= Problem statement =
Read the records below and copy each line that contains "type".

─── Exercise inputs

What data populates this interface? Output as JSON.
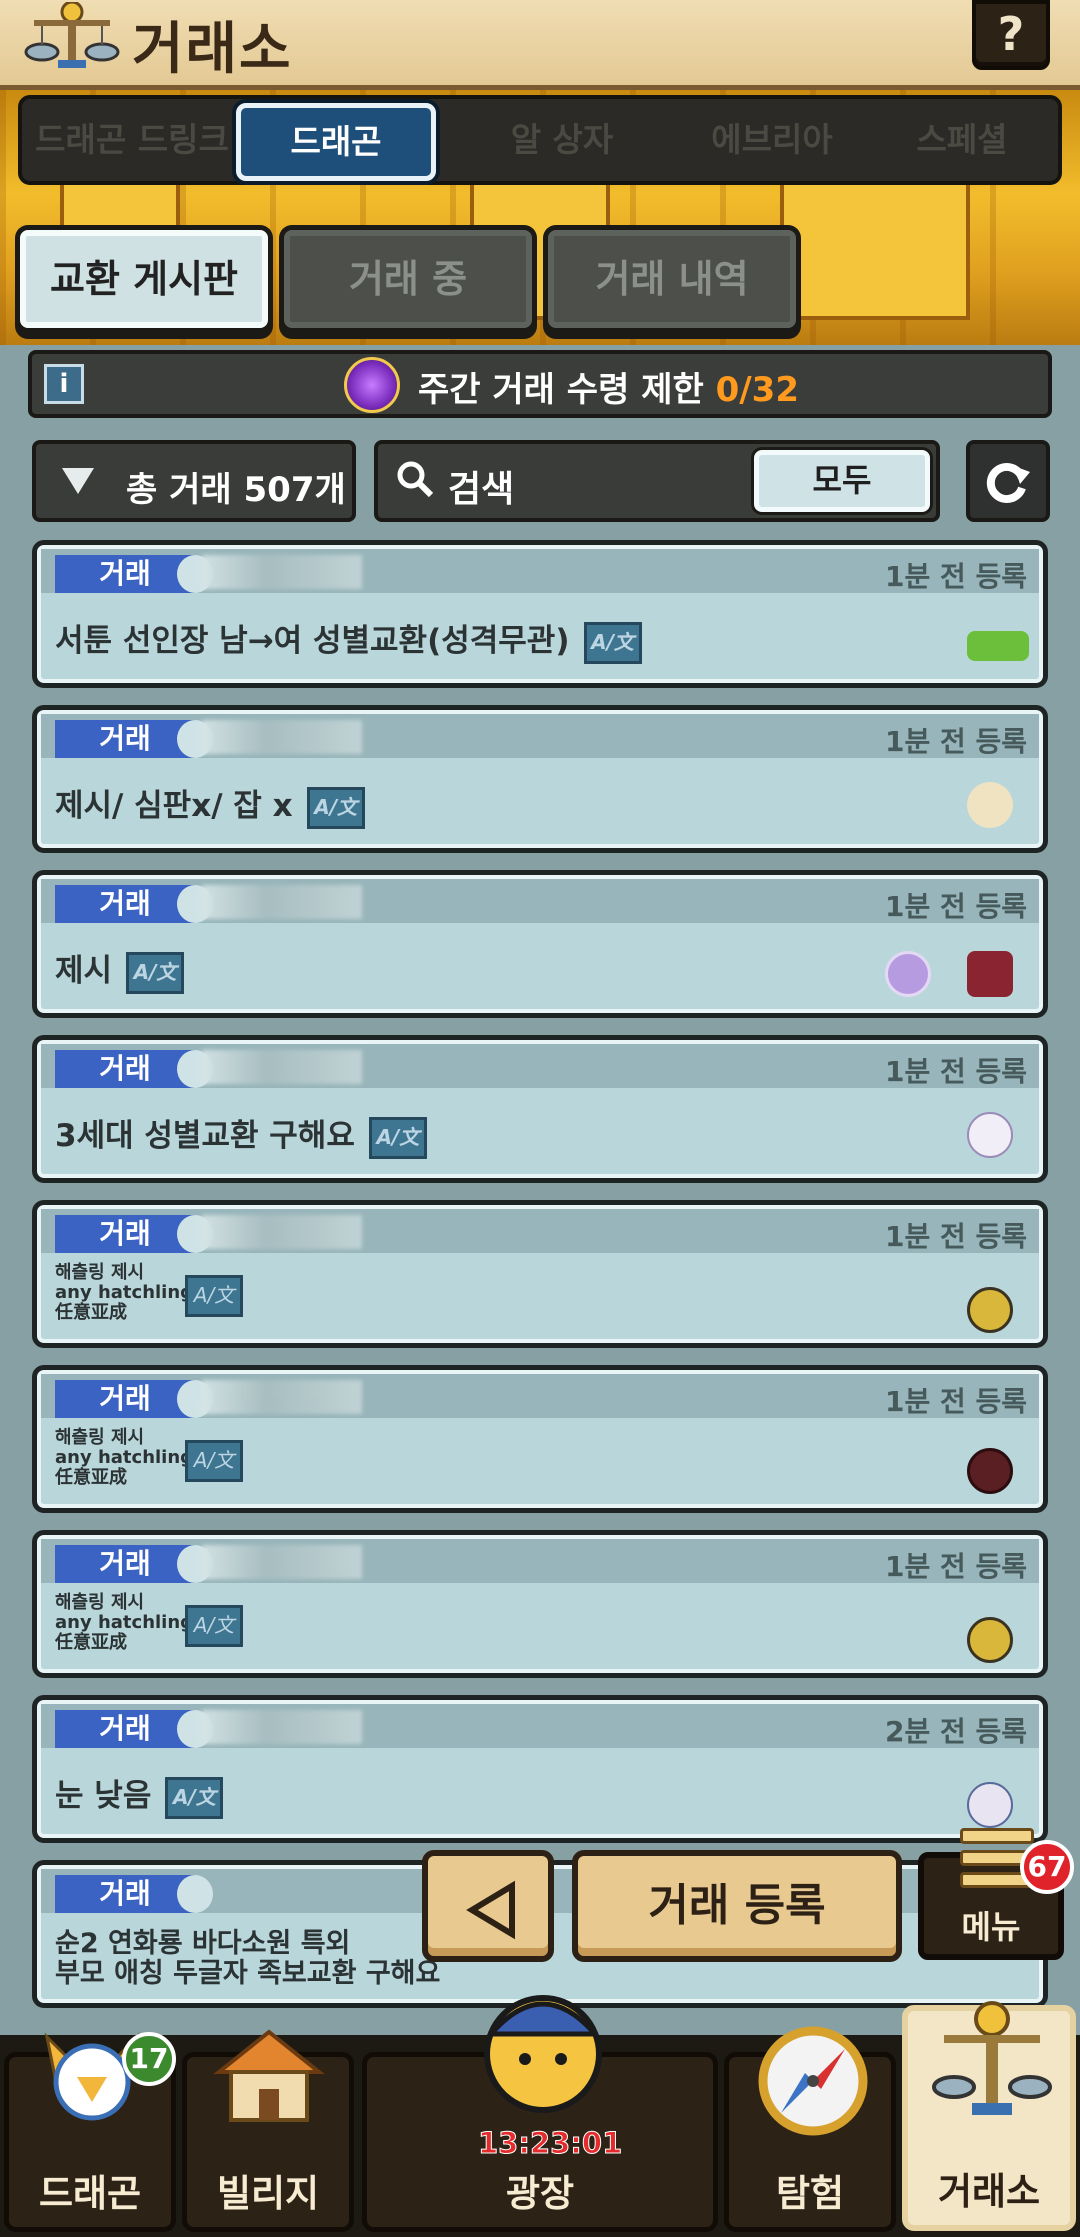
{
  "header": {
    "title": "거래소",
    "help_label": "?"
  },
  "tabs": [
    {
      "label": "드래곤 드링크",
      "active": false
    },
    {
      "label": "드래곤",
      "active": true
    },
    {
      "label": "알 상자",
      "active": false
    },
    {
      "label": "에브리아",
      "active": false
    },
    {
      "label": "스페셜",
      "active": false
    }
  ],
  "subtabs": [
    {
      "label": "교환 게시판",
      "active": true
    },
    {
      "label": "거래 중",
      "active": false
    },
    {
      "label": "거래 내역",
      "active": false
    }
  ],
  "limit": {
    "info_label": "i",
    "text": "주간 거래 수령 제한",
    "count": "0/32"
  },
  "filter": {
    "label": "총 거래 507개"
  },
  "search": {
    "placeholder": "검색",
    "scope_label": "모두"
  },
  "trades": [
    {
      "badge": "거래",
      "time": "1분 전 등록",
      "text": "서툰 선인장 남→여 성별교환(성격무관)",
      "translate": "A/文"
    },
    {
      "badge": "거래",
      "time": "1분 전 등록",
      "text": "제시/ 심판x/ 잡 x",
      "translate": "A/文"
    },
    {
      "badge": "거래",
      "time": "1분 전 등록",
      "text": "제시",
      "translate": "A/文"
    },
    {
      "badge": "거래",
      "time": "1분 전 등록",
      "text": "3세대 성별교환 구해요",
      "translate": "A/文"
    },
    {
      "badge": "거래",
      "time": "1분 전 등록",
      "line1": "해츨링 제시",
      "line2": "any hatchling",
      "line3": "任意亚成",
      "translate": "A/文"
    },
    {
      "badge": "거래",
      "time": "1분 전 등록",
      "line1": "해츨링 제시",
      "line2": "any hatchling",
      "line3": "任意亚成",
      "translate": "A/文"
    },
    {
      "badge": "거래",
      "time": "1분 전 등록",
      "line1": "해츨링 제시",
      "line2": "any hatchling",
      "line3": "任意亚成",
      "translate": "A/文"
    },
    {
      "badge": "거래",
      "time": "2분 전 등록",
      "text": "눈 낮음",
      "translate": "A/文"
    },
    {
      "badge": "거래",
      "line1": "순2 연화룡 바다소원 특외",
      "line2": "부모 애칭 두글자 족보교환 구해요"
    }
  ],
  "actions": {
    "register_label": "거래 등록",
    "menu_label": "메뉴",
    "menu_badge": "67"
  },
  "nav": {
    "items": [
      {
        "label": "드래곤",
        "badge": "17"
      },
      {
        "label": "빌리지"
      },
      {
        "label": "광장",
        "timer": "13:23:01"
      },
      {
        "label": "탐험"
      },
      {
        "label": "거래소",
        "active": true
      }
    ]
  },
  "colors": {
    "accent_blue": "#1d4f7a",
    "count_orange": "#ff9a1f",
    "trade_badge": "#3b63c4",
    "menu_badge_red": "#e0232b",
    "nav_badge_green": "#3b8b2e"
  }
}
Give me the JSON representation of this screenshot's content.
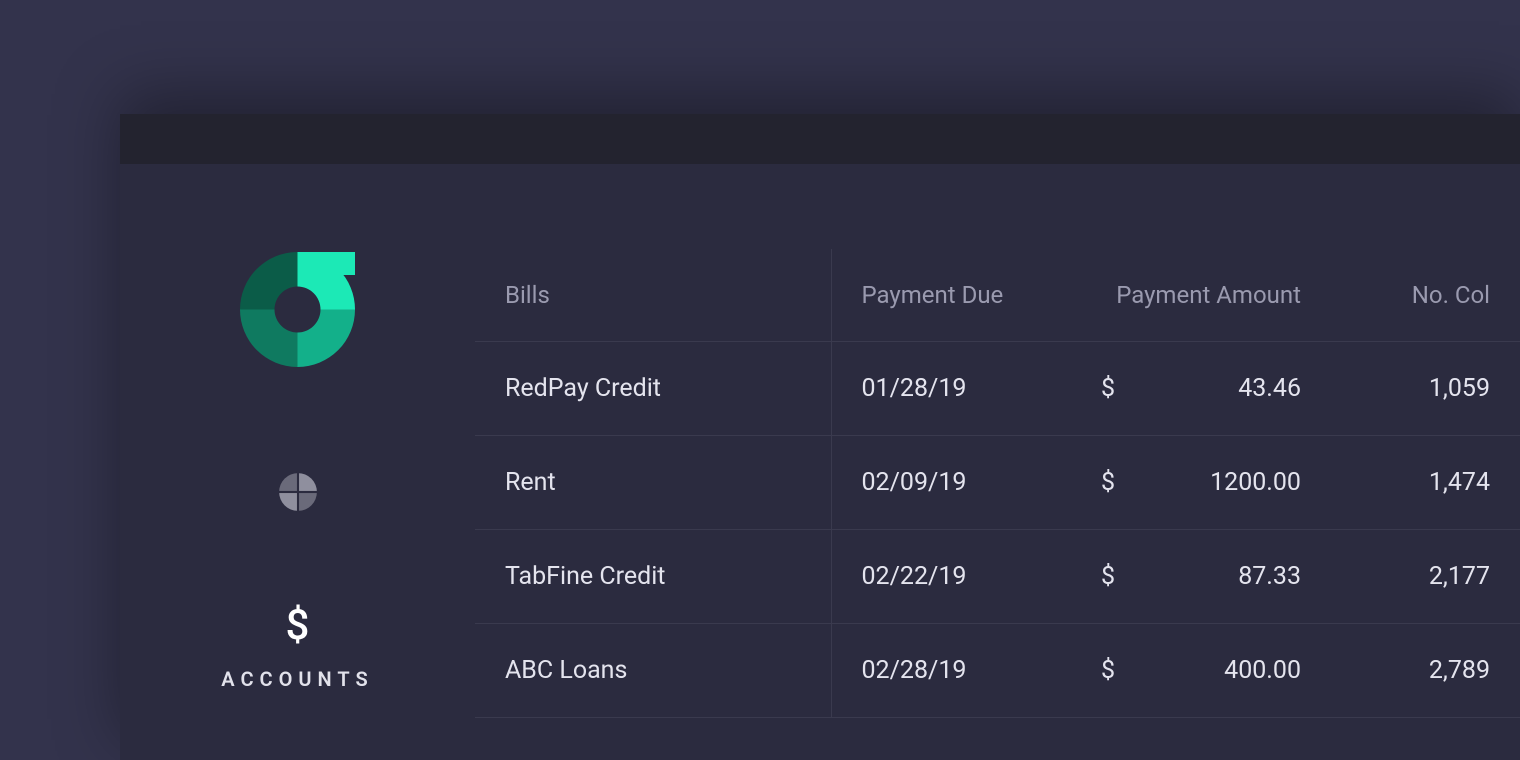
{
  "colors": {
    "logo_light": "#1ce9b6",
    "logo_dark": "#159b7a",
    "text_muted": "#9a9aaf",
    "text_primary": "#e4e4ee"
  },
  "sidebar": {
    "nav": {
      "accounts_label": "ACCOUNTS"
    }
  },
  "table": {
    "headers": {
      "bills": "Bills",
      "payment_due": "Payment Due",
      "payment_amount": "Payment Amount",
      "no_col": "No. Col"
    },
    "currency_symbol": "$",
    "rows": [
      {
        "bills": "RedPay Credit",
        "due": "01/28/19",
        "amount": "43.46",
        "no_col": "1,059"
      },
      {
        "bills": "Rent",
        "due": "02/09/19",
        "amount": "1200.00",
        "no_col": "1,474"
      },
      {
        "bills": "TabFine Credit",
        "due": "02/22/19",
        "amount": "87.33",
        "no_col": "2,177"
      },
      {
        "bills": "ABC Loans",
        "due": "02/28/19",
        "amount": "400.00",
        "no_col": "2,789"
      }
    ]
  }
}
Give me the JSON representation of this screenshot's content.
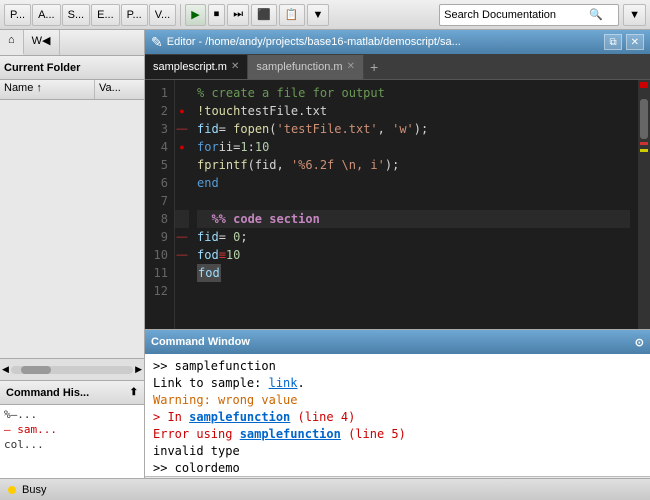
{
  "toolbar": {
    "tabs": [
      "P...",
      "A...",
      "S...",
      "E...",
      "P...",
      "V..."
    ],
    "run_label": "▶",
    "search_placeholder": "Search Documentation",
    "search_icon": "🔍"
  },
  "sidebar": {
    "tab1": "⌂",
    "tab2": "W◀",
    "header": "Current Folder",
    "col_name": "Name ↑",
    "col_val": "Va...",
    "files": [],
    "history_title": "Command His...",
    "history_items": [
      {
        "text": "%–...",
        "type": "normal"
      },
      {
        "text": "sam...",
        "type": "error"
      },
      {
        "text": "col...",
        "type": "normal"
      }
    ]
  },
  "editor": {
    "title": "Editor - /home/andy/projects/base16-matlab/demoscript/sa...",
    "tabs": [
      {
        "label": "samplescript.m",
        "active": true
      },
      {
        "label": "samplefunction.m",
        "active": false
      }
    ],
    "lines": [
      {
        "num": 1,
        "marker": "none",
        "code": "<span class='c-comment'>% create a file for output</span>"
      },
      {
        "num": 2,
        "marker": "red-dot",
        "code": "  <span class='c-builtin'>!touch</span> testFile.txt"
      },
      {
        "num": 3,
        "marker": "red-line",
        "code": "  <span class='c-var'>fid</span> = <span class='c-builtin'>fopen</span>(<span class='c-string'>'testFile.txt'</span>, <span class='c-string'>'w'</span>);"
      },
      {
        "num": 4,
        "marker": "red-dot",
        "code": "  <span class='c-keyword'>for</span> ii=<span class='c-number'>1</span>:<span class='c-number'>10</span>"
      },
      {
        "num": 5,
        "marker": "none",
        "code": "      <span class='c-builtin'>fprintf</span>(fid, <span class='c-string'>'%6.2f \\n, i</span>);"
      },
      {
        "num": 6,
        "marker": "none",
        "code": "  <span class='c-keyword'>end</span>"
      },
      {
        "num": 7,
        "marker": "none",
        "code": ""
      },
      {
        "num": 8,
        "marker": "none",
        "code": ""
      },
      {
        "num": 9,
        "marker": "red-line",
        "code": "  <span class='c-var'>fid</span> = <span class='c-number'>0</span>;"
      },
      {
        "num": 10,
        "marker": "red-line",
        "code": "  <span class='c-var'>fod</span> <span style='color:#cc3333'>≡</span> <span class='c-number'>10</span>"
      },
      {
        "num": 11,
        "marker": "none",
        "code": "  <span class='c-var'>fod</span>"
      },
      {
        "num": 12,
        "marker": "none",
        "code": ""
      }
    ]
  },
  "command_window": {
    "title": "Command Window",
    "lines": [
      {
        "type": "prompt",
        "text": ">> samplefunction"
      },
      {
        "type": "normal",
        "text": "Link to sample: "
      },
      {
        "type": "link",
        "link_text": "link",
        "suffix": "."
      },
      {
        "type": "warning",
        "text": "Warning: wrong value"
      },
      {
        "type": "error",
        "text": "> In "
      },
      {
        "type": "prompt",
        "text": ">> colordemo"
      }
    ]
  },
  "statusbar": {
    "status": "Busy"
  }
}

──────

= Result of the exercise =
        "type": "normal"
        "type": "error"
        "type": "normal"
        "type": "prompt",
        "type": "normal",
        "type": "link",
        "type": "warning",
        "type": "error",
        "type": "prompt",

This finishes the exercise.